Task goal: Starting at the first line and ending at the last, output the data exactly.

Dataset excerpts:
-- -- --
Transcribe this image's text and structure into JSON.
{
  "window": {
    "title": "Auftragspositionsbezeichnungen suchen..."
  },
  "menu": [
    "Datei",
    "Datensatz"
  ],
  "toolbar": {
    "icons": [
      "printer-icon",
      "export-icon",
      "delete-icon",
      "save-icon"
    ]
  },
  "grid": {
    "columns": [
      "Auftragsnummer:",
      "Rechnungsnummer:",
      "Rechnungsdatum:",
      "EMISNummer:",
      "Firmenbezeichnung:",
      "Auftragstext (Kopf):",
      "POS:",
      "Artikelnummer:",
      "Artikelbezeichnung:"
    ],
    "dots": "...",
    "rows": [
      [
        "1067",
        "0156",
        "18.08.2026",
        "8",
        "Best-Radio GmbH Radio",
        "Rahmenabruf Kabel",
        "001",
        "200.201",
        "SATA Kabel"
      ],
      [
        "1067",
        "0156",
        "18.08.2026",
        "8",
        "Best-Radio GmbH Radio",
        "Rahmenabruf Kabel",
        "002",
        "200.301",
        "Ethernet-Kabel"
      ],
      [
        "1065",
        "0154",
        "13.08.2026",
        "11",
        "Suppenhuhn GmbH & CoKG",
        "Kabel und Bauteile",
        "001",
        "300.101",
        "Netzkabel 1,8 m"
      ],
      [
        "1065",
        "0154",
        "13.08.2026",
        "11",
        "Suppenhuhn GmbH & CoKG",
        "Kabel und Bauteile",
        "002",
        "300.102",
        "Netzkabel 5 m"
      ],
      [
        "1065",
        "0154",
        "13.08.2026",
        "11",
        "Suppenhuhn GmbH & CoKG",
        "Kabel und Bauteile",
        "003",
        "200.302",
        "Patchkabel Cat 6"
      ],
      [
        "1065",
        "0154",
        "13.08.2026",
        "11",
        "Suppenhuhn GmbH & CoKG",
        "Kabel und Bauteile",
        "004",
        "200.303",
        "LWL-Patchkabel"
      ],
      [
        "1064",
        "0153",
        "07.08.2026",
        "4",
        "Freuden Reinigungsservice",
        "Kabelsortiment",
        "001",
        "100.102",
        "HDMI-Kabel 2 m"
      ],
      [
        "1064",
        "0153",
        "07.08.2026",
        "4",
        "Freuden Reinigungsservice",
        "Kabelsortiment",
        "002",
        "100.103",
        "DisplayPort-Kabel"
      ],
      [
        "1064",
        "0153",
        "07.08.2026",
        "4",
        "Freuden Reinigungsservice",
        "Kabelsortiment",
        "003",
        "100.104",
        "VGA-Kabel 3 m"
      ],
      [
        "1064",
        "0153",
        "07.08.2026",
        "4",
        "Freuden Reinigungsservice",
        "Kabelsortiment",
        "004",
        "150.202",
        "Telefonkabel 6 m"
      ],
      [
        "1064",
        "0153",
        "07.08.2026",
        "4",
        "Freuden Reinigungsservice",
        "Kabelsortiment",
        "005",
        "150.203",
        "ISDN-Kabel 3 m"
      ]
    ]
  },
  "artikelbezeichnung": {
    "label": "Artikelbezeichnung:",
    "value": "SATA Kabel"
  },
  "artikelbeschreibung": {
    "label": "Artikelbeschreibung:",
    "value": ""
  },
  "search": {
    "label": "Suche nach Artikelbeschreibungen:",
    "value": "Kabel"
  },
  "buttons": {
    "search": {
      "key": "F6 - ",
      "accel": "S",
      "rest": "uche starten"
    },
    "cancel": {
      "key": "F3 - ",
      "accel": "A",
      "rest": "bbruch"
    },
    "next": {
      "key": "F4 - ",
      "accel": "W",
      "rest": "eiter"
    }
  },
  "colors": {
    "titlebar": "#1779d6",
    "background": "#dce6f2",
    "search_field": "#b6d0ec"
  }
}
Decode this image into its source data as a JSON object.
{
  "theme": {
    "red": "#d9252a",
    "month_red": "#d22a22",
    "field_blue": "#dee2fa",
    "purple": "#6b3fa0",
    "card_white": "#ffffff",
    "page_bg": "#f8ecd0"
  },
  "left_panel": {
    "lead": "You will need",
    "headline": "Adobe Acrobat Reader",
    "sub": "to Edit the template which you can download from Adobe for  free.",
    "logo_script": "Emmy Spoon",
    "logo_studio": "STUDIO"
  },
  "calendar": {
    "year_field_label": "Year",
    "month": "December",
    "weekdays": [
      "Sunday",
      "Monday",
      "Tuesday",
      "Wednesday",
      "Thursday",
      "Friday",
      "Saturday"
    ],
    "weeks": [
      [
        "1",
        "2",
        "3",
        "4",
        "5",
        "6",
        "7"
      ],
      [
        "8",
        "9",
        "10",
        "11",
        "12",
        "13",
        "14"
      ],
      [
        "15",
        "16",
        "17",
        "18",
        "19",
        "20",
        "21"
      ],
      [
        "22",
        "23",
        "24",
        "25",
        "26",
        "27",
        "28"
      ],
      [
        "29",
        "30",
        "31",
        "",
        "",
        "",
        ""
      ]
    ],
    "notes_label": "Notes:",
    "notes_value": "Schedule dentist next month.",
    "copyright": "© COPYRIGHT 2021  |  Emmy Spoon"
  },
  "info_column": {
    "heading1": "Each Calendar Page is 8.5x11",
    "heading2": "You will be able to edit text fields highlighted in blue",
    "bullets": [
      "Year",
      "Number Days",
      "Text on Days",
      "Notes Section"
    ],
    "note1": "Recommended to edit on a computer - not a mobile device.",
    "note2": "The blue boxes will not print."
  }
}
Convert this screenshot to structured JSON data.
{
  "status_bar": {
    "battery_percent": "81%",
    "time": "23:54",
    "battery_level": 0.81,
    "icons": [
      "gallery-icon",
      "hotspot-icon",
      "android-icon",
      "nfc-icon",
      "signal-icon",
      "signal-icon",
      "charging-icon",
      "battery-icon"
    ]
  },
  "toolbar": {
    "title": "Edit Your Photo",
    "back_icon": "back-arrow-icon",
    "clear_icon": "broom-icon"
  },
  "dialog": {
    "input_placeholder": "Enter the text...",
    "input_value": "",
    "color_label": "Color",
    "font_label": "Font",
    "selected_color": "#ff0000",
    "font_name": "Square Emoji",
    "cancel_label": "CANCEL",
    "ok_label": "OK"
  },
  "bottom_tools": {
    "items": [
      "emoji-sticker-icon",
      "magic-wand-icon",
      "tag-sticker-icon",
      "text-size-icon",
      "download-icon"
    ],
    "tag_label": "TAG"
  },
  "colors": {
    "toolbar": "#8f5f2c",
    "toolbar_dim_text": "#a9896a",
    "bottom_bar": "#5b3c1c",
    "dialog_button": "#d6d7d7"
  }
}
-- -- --
Reply:
Transcribe this image's text and structure into JSON.
{
  "window": {
    "title": "Auftragspositionsbezeichnungen suchen..."
  },
  "menu": [
    "Datei",
    "Datensatz"
  ],
  "toolbar": {
    "icons": [
      "printer-icon",
      "export-icon",
      "delete-icon",
      "save-icon"
    ]
  },
  "grid": {
    "columns": [
      "Auftragsnummer:",
      "Rechnungsnummer:",
      "Rechnungsdatum:",
      "EMISNummer:",
      "Firmenbezeichnung:",
      "Auftragstext (Kopf):",
      "POS:",
      "Artikelnummer:",
      "Artikelbezeichnung:"
    ],
    "dots": "...",
    "rows": [
      [
        "1067",
        "0156",
        "18.08.2026",
        "8",
        "Best-Radio GmbH Radio",
        "Rahmenabruf Kabel",
        "001",
        "200.201",
        "SATA Kabel"
      ],
      [
        "1067",
        "0156",
        "18.08.2026",
        "8",
        "Best-Radio GmbH Radio",
        "Rahmenabruf Kabel",
        "002",
        "200.301",
        "Ethernet-Kabel"
      ],
      [
        "1065",
        "0154",
        "13.08.2026",
        "11",
        "Suppenhuhn GmbH & CoKG",
        "Kabel und Bauteile",
        "001",
        "300.101",
        "Netzkabel 1,8 m"
      ],
      [
        "1065",
        "0154",
        "13.08.2026",
        "11",
        "Suppenhuhn GmbH & CoKG",
        "Kabel und Bauteile",
        "002",
        "300.102",
        "Netzkabel 5 m"
      ],
      [
        "1065",
        "0154",
        "13.08.2026",
        "11",
        "Suppenhuhn GmbH & CoKG",
        "Kabel und Bauteile",
        "003",
        "200.302",
        "Patchkabel Cat 6"
      ],
      [
        "1065",
        "0154",
        "13.08.2026",
        "11",
        "Suppenhuhn GmbH & CoKG",
        "Kabel und Bauteile",
        "004",
        "200.303",
        "LWL-Patchkabel"
      ],
      [
        "1064",
        "0153",
        "07.08.2026",
        "4",
        "Freuden Reinigungsservice",
        "Kabelsortiment",
        "001",
        "100.102",
        "HDMI-Kabel 2 m"
      ],
      [
        "1064",
        "0153",
        "07.08.2026",
        "4",
        "Freuden Reinigungsservice",
        "Kabelsortiment",
        "002",
        "100.103",
        "DisplayPort-Kabel"
      ],
      [
        "1064",
        "0153",
        "07.08.2026",
        "4",
        "Freuden Reinigungsservice",
        "Kabelsortiment",
        "003",
        "100.104",
        "VGA-Kabel 3 m"
      ],
      [
        "1064",
        "0153",
        "07.08.2026",
        "4",
        "Freuden Reinigungsservice",
        "Kabelsortiment",
        "004",
        "150.202",
        "Telefonkabel 6 m"
      ],
      [
        "1064",
        "0153",
        "07.08.2026",
        "4",
        "Freuden Reinigungsservice",
        "Kabelsortiment",
        "005",
        "150.203",
        "ISDN-Kabel 3 m"
      ]
    ]
  },
  "artikelbezeichnung": {
    "label": "Artikelbezeichnung:",
    "value": "SATA Kabel"
  },
  "artikelbeschreibung": {
    "label": "Artikelbeschreibung:",
    "value": ""
  },
  "search": {
    "label": "Suche nach Artikelbeschreibungen:",
    "value": "Kabel"
  },
  "buttons": {
    "search": {
      "key": "F6 - ",
      "accel": "S",
      "rest": "uche starten"
    },
    "cancel": {
      "key": "F3 - ",
      "accel": "A",
      "rest": "bbruch"
    },
    "next": {
      "key": "F4 - ",
      "accel": "W",
      "rest": "eiter"
    }
  },
  "colors": {
    "titlebar": "#1779d6",
    "background": "#dce6f2",
    "search_field": "#b6d0ec"
  }
}
Decode this image into its source data as a JSON object.
{
  "theme": {
    "red": "#d9252a",
    "month_red": "#d22a22",
    "field_blue": "#dee2fa",
    "purple": "#6b3fa0",
    "card_white": "#ffffff",
    "page_bg": "#f8ecd0"
  },
  "left_panel": {
    "lead": "You will need",
    "headline": "Adobe Acrobat Reader",
    "sub": "to Edit the template which you can download from Adobe for  free.",
    "logo_script": "Emmy Spoon",
    "logo_studio": "STUDIO"
  },
  "calendar": {
    "year_field_label": "Year",
    "month": "December",
    "weekdays": [
      "Sunday",
      "Monday",
      "Tuesday",
      "Wednesday",
      "Thursday",
      "Friday",
      "Saturday"
    ],
    "weeks": [
      [
        "1",
        "2",
        "3",
        "4",
        "5",
        "6",
        "7"
      ],
      [
        "8",
        "9",
        "10",
        "11",
        "12",
        "13",
        "14"
      ],
      [
        "15",
        "16",
        "17",
        "18",
        "19",
        "20",
        "21"
      ],
      [
        "22",
        "23",
        "24",
        "25",
        "26",
        "27",
        "28"
      ],
      [
        "29",
        "30",
        "31",
        "",
        "",
        "",
        ""
      ]
    ],
    "notes_label": "Notes:",
    "notes_value": "Schedule dentist next month.",
    "copyright": "© COPYRIGHT 2021  |  Emmy Spoon"
  },
  "info_column": {
    "heading1": "Each Calendar Page is 8.5x11",
    "heading2": "You will be able to edit text fields highlighted in blue",
    "bullets": [
      "Year",
      "Number Days",
      "Text on Days",
      "Notes Section"
    ],
    "note1": "Recommended to edit on a computer - not a mobile device.",
    "note2": "The blue boxes will not print."
  }
}
Convert this screenshot to structured JSON data.
{
  "status_bar": {
    "battery_percent": "81%",
    "time": "23:54",
    "battery_level": 0.81,
    "icons": [
      "gallery-icon",
      "hotspot-icon",
      "android-icon",
      "nfc-icon",
      "signal-icon",
      "signal-icon",
      "charging-icon",
      "battery-icon"
    ]
  },
  "toolbar": {
    "title": "Edit Your Photo",
    "back_icon": "back-arrow-icon",
    "clear_icon": "broom-icon"
  },
  "dialog": {
    "input_placeholder": "Enter the text...",
    "input_value": "",
    "color_label": "Color",
    "font_label": "Font",
    "selected_color": "#ff0000",
    "font_name": "Square Emoji",
    "cancel_label": "CANCEL",
    "ok_label": "OK"
  },
  "bottom_tools": {
    "items": [
      "emoji-sticker-icon",
      "magic-wand-icon",
      "tag-sticker-icon",
      "text-size-icon",
      "download-icon"
    ],
    "tag_label": "TAG"
  },
  "colors": {
    "toolbar": "#8f5f2c",
    "toolbar_dim_text": "#a9896a",
    "bottom_bar": "#5b3c1c",
    "dialog_button": "#d6d7d7"
  }
}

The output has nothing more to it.